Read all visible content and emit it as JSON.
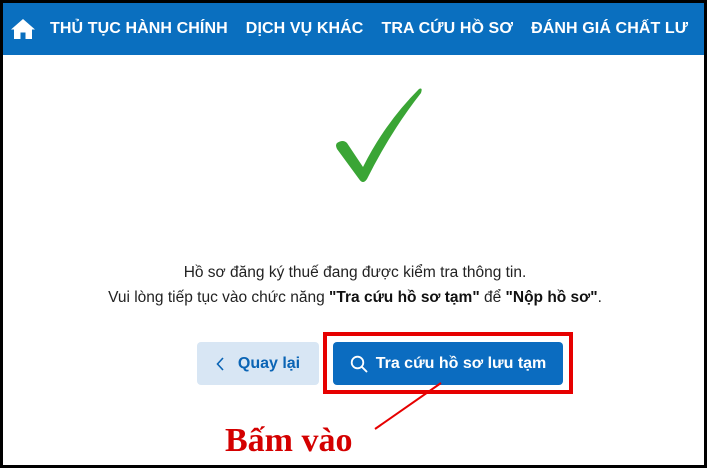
{
  "navbar": {
    "items": [
      {
        "label": "THỦ TỤC HÀNH CHÍNH"
      },
      {
        "label": "DỊCH VỤ KHÁC"
      },
      {
        "label": "TRA CỨU HỒ SƠ"
      },
      {
        "label": "ĐÁNH GIÁ CHẤT LƯ"
      }
    ]
  },
  "message": {
    "line1": "Hồ sơ đăng ký thuế đang được kiểm tra thông tin.",
    "line2_prefix": "Vui lòng tiếp tục vào chức năng ",
    "line2_bold1": "\"Tra cứu hồ sơ tạm\"",
    "line2_mid": " để ",
    "line2_bold2": "\"Nộp hồ sơ\"",
    "line2_suffix": "."
  },
  "buttons": {
    "back_label": "Quay lại",
    "search_label": "Tra cứu hồ sơ lưu tạm"
  },
  "annotation": {
    "text": "Bấm vào"
  },
  "colors": {
    "nav_bg": "#0a6fbf",
    "primary": "#0b6cc0",
    "secondary_bg": "#d8e6f4",
    "check": "#3aa535",
    "highlight": "#e60000"
  },
  "icons": {
    "home": "home-icon",
    "check": "checkmark-icon",
    "back": "chevron-left-icon",
    "search": "search-icon"
  }
}
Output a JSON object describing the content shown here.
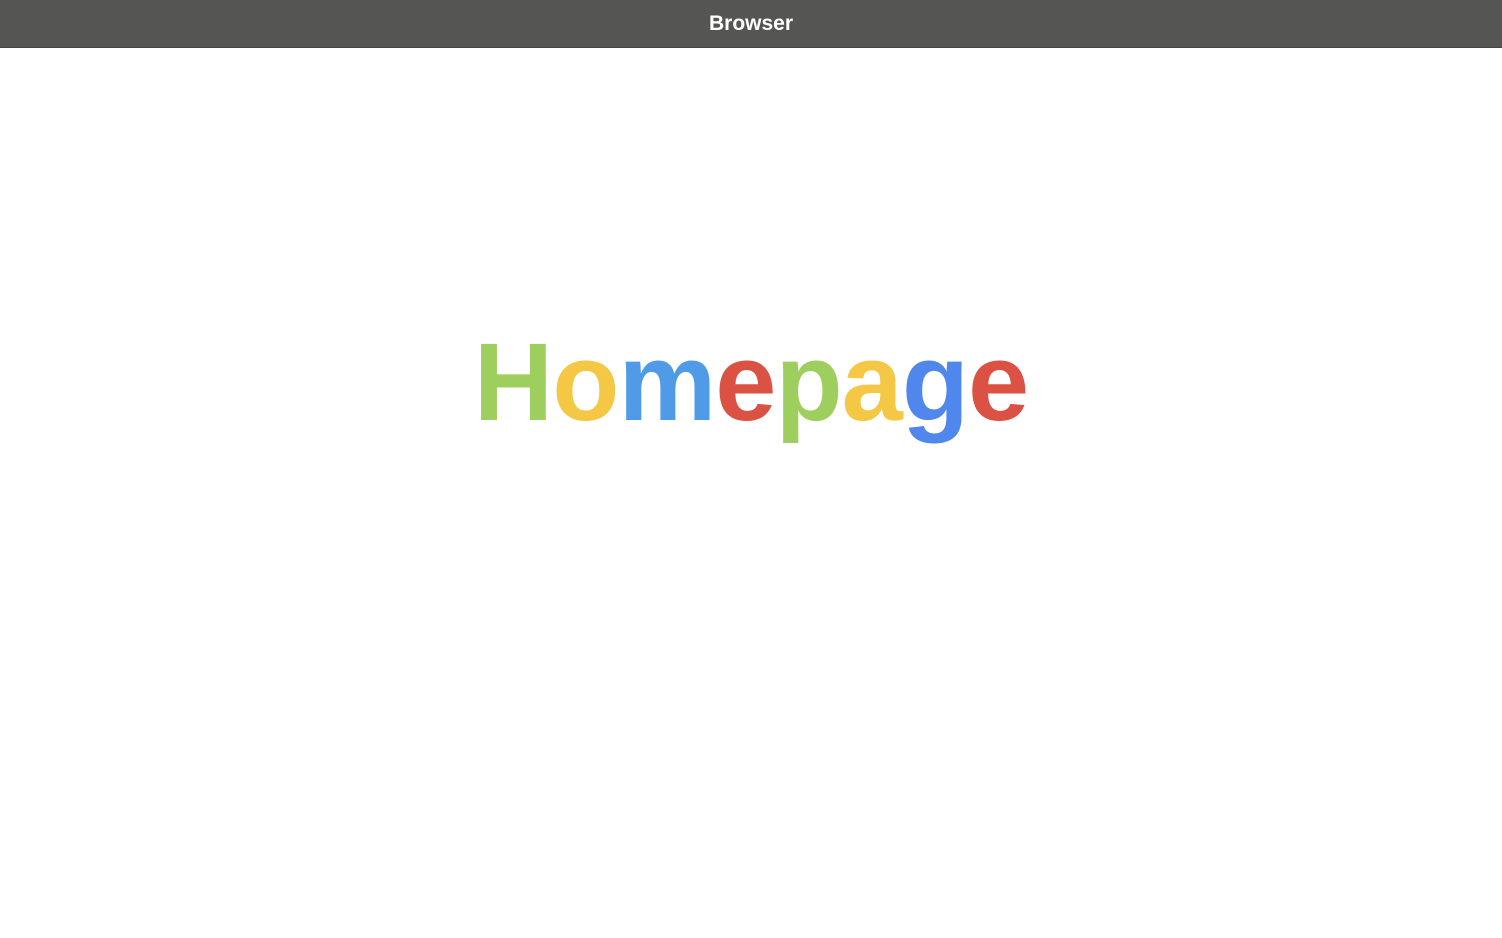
{
  "window": {
    "title": "Browser"
  },
  "logo": {
    "text": "Homepage",
    "letters": [
      {
        "char": "H",
        "color": "#9ECE5E"
      },
      {
        "char": "o",
        "color": "#F4C745"
      },
      {
        "char": "m",
        "color": "#4F9BE8"
      },
      {
        "char": "e",
        "color": "#DB5244"
      },
      {
        "char": "p",
        "color": "#9ECE5E"
      },
      {
        "char": "a",
        "color": "#F4C745"
      },
      {
        "char": "g",
        "color": "#4F87EC"
      },
      {
        "char": "e",
        "color": "#DB5244"
      }
    ]
  }
}
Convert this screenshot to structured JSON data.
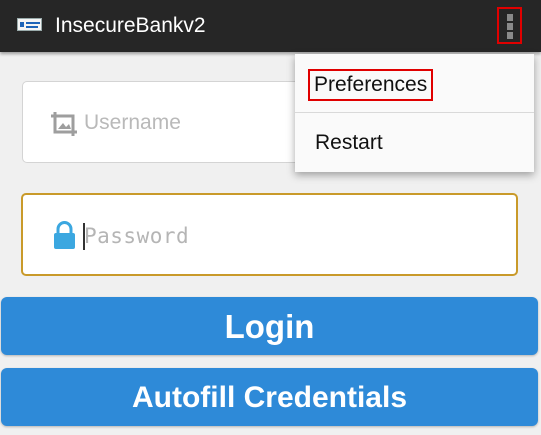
{
  "app": {
    "title": "InsecureBankv2",
    "logo_icon": "app-logo-icon",
    "overflow_icon": "more-vert-icon"
  },
  "form": {
    "username": {
      "placeholder": "Username",
      "icon": "crop-icon"
    },
    "password": {
      "placeholder": "Password",
      "icon": "lock-icon"
    }
  },
  "buttons": {
    "login": "Login",
    "autofill": "Autofill Credentials"
  },
  "menu": {
    "items": [
      {
        "label": "Preferences"
      },
      {
        "label": "Restart"
      }
    ]
  },
  "colors": {
    "appbar": "#262626",
    "button": "#2e8ad8",
    "focus_border": "#c99a2a",
    "lock": "#3ba7e0",
    "highlight": "#e00000"
  }
}
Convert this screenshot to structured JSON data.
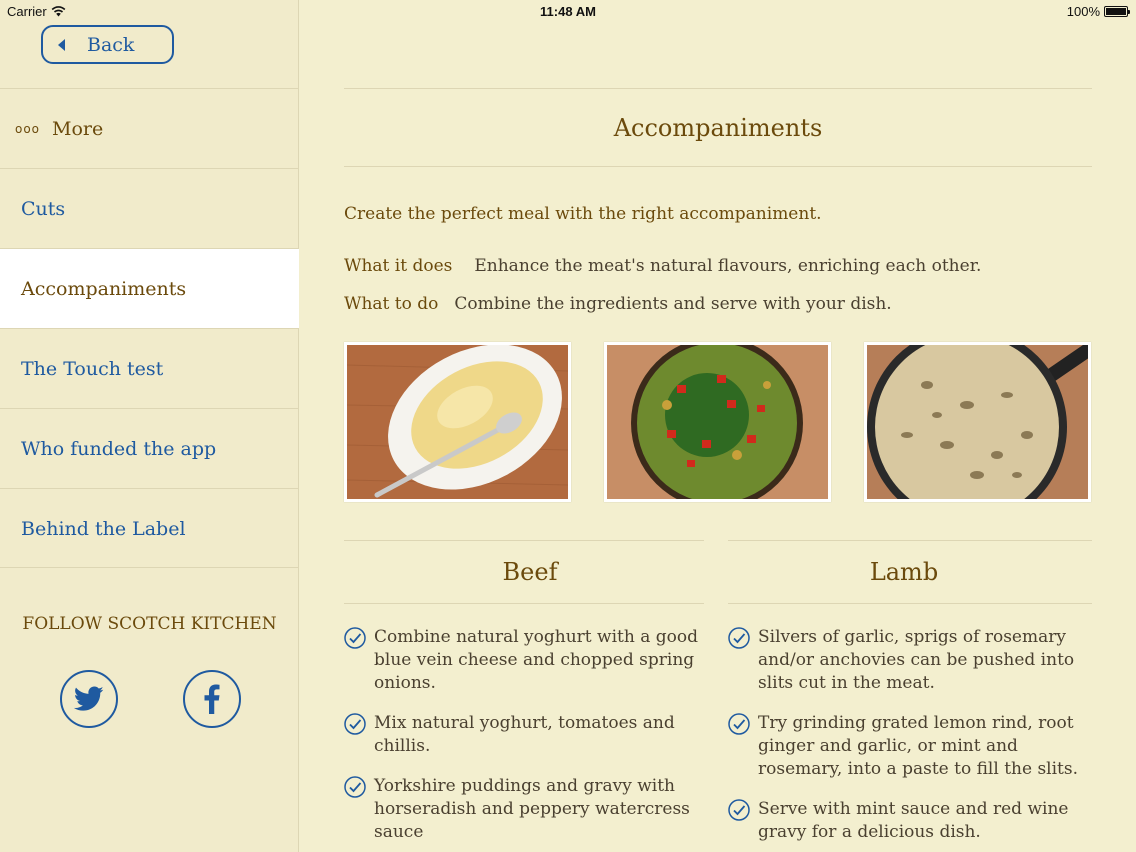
{
  "status": {
    "carrier": "Carrier",
    "time": "11:48 AM",
    "battery": "100%"
  },
  "sidebar": {
    "back_label": "Back",
    "more_label": "More",
    "more_dots": "ooo",
    "items": [
      {
        "label": "Cuts"
      },
      {
        "label": "Accompaniments"
      },
      {
        "label": "The Touch test"
      },
      {
        "label": "Who funded the app"
      },
      {
        "label": "Behind the Label"
      }
    ],
    "follow_label": "FOLLOW SCOTCH KITCHEN",
    "social": [
      "twitter-icon",
      "facebook-icon"
    ]
  },
  "main": {
    "title": "Accompaniments",
    "intro": "Create the perfect meal with the right accompaniment.",
    "what_it_does_label": "What it does",
    "what_it_does_text": "Enhance the meat's natural flavours, enriching each other.",
    "what_to_do_label": "What to do",
    "what_to_do_text": "Combine the ingredients and serve with your dish.",
    "beef": {
      "title": "Beef",
      "items": [
        [
          "Combine natural yoghurt with a good",
          "blue vein cheese and chopped spring",
          "onions."
        ],
        [
          "Mix natural yoghurt, tomatoes and",
          "chillis."
        ],
        [
          "Yorkshire puddings and gravy with",
          "horseradish and peppery watercress",
          "sauce"
        ]
      ]
    },
    "lamb": {
      "title": "Lamb",
      "items": [
        [
          "Silvers of garlic, sprigs of rosemary",
          "and/or anchovies can be pushed into",
          "slits cut in the meat."
        ],
        [
          "Try grinding grated lemon rind, root",
          "ginger and garlic, or mint and",
          "rosemary, into a paste to fill the slits."
        ],
        [
          "Serve with mint sauce and red wine",
          "gravy for a delicious dish."
        ]
      ]
    }
  },
  "colors": {
    "link": "#1f5aa0",
    "brown": "#6b4a0c",
    "background": "#f3efcf"
  }
}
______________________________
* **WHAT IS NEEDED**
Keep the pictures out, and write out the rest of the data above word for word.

* **WRITTEN RESPONSE**
Read all visible content and emit it as JSON.
{
  "navbar": {
    "items": [
      {
        "label": "THỦ TỤC HÀNH CHÍNH"
      },
      {
        "label": "DỊCH VỤ KHÁC"
      },
      {
        "label": "TRA CỨU HỒ SƠ"
      },
      {
        "label": "ĐÁNH GIÁ CHẤT LƯ"
      }
    ]
  },
  "message": {
    "line1": "Hồ sơ đăng ký thuế đang được kiểm tra thông tin.",
    "line2_prefix": "Vui lòng tiếp tục vào chức năng ",
    "line2_bold1": "\"Tra cứu hồ sơ tạm\"",
    "line2_mid": " để ",
    "line2_bold2": "\"Nộp hồ sơ\"",
    "line2_suffix": "."
  },
  "buttons": {
    "back_label": "Quay lại",
    "search_label": "Tra cứu hồ sơ lưu tạm"
  },
  "annotation": {
    "text": "Bấm vào"
  },
  "colors": {
    "nav_bg": "#0a6fbf",
    "primary": "#0b6cc0",
    "secondary_bg": "#d8e6f4",
    "check": "#3aa535",
    "highlight": "#e60000"
  },
  "icons": {
    "home": "home-icon",
    "check": "checkmark-icon",
    "back": "chevron-left-icon",
    "search": "search-icon"
  }
}
Output a JSON object describing the content shown here.
{
  "window": {
    "title": "Browser"
  },
  "logo": {
    "text": "Homepage",
    "letters": [
      {
        "char": "H",
        "color": "#9ECE5E"
      },
      {
        "char": "o",
        "color": "#F4C745"
      },
      {
        "char": "m",
        "color": "#4F9BE8"
      },
      {
        "char": "e",
        "color": "#DB5244"
      },
      {
        "char": "p",
        "color": "#9ECE5E"
      },
      {
        "char": "a",
        "color": "#F4C745"
      },
      {
        "char": "g",
        "color": "#4F87EC"
      },
      {
        "char": "e",
        "color": "#DB5244"
      }
    ]
  }
}
Convert this screenshot to structured JSON data.
{
  "app": {
    "title": "InsecureBankv2",
    "logo_icon": "app-logo-icon",
    "overflow_icon": "more-vert-icon"
  },
  "form": {
    "username": {
      "placeholder": "Username",
      "icon": "crop-icon"
    },
    "password": {
      "placeholder": "Password",
      "icon": "lock-icon"
    }
  },
  "buttons": {
    "login": "Login",
    "autofill": "Autofill Credentials"
  },
  "menu": {
    "items": [
      {
        "label": "Preferences"
      },
      {
        "label": "Restart"
      }
    ]
  },
  "colors": {
    "appbar": "#262626",
    "button": "#2e8ad8",
    "focus_border": "#c99a2a",
    "lock": "#3ba7e0",
    "highlight": "#e00000"
  }
}
Convert this screenshot to structured JSON data.
{
  "status": {
    "carrier": "Carrier",
    "time": "11:48 AM",
    "battery": "100%"
  },
  "sidebar": {
    "back_label": "Back",
    "more_label": "More",
    "more_dots": "ooo",
    "items": [
      {
        "label": "Cuts"
      },
      {
        "label": "Accompaniments"
      },
      {
        "label": "The Touch test"
      },
      {
        "label": "Who funded the app"
      },
      {
        "label": "Behind the Label"
      }
    ],
    "follow_label": "FOLLOW SCOTCH KITCHEN",
    "social": [
      "twitter-icon",
      "facebook-icon"
    ]
  },
  "main": {
    "title": "Accompaniments",
    "intro": "Create the perfect meal with the right accompaniment.",
    "what_it_does_label": "What it does",
    "what_it_does_text": "Enhance the meat's natural flavours, enriching each other.",
    "what_to_do_label": "What to do",
    "what_to_do_text": "Combine the ingredients and serve with your dish.",
    "beef": {
      "title": "Beef",
      "items": [
        [
          "Combine natural yoghurt with a good",
          "blue vein cheese and chopped spring",
          "onions."
        ],
        [
          "Mix natural yoghurt, tomatoes and",
          "chillis."
        ],
        [
          "Yorkshire puddings and gravy with",
          "horseradish and peppery watercress",
          "sauce"
        ]
      ]
    },
    "lamb": {
      "title": "Lamb",
      "items": [
        [
          "Silvers of garlic, sprigs of rosemary",
          "and/or anchovies can be pushed into",
          "slits cut in the meat."
        ],
        [
          "Try grinding grated lemon rind, root",
          "ginger and garlic, or mint and",
          "rosemary, into a paste to fill the slits."
        ],
        [
          "Serve with mint sauce and red wine",
          "gravy for a delicious dish."
        ]
      ]
    }
  },
  "colors": {
    "link": "#1f5aa0",
    "brown": "#6b4a0c",
    "background": "#f3efcf"
  }
}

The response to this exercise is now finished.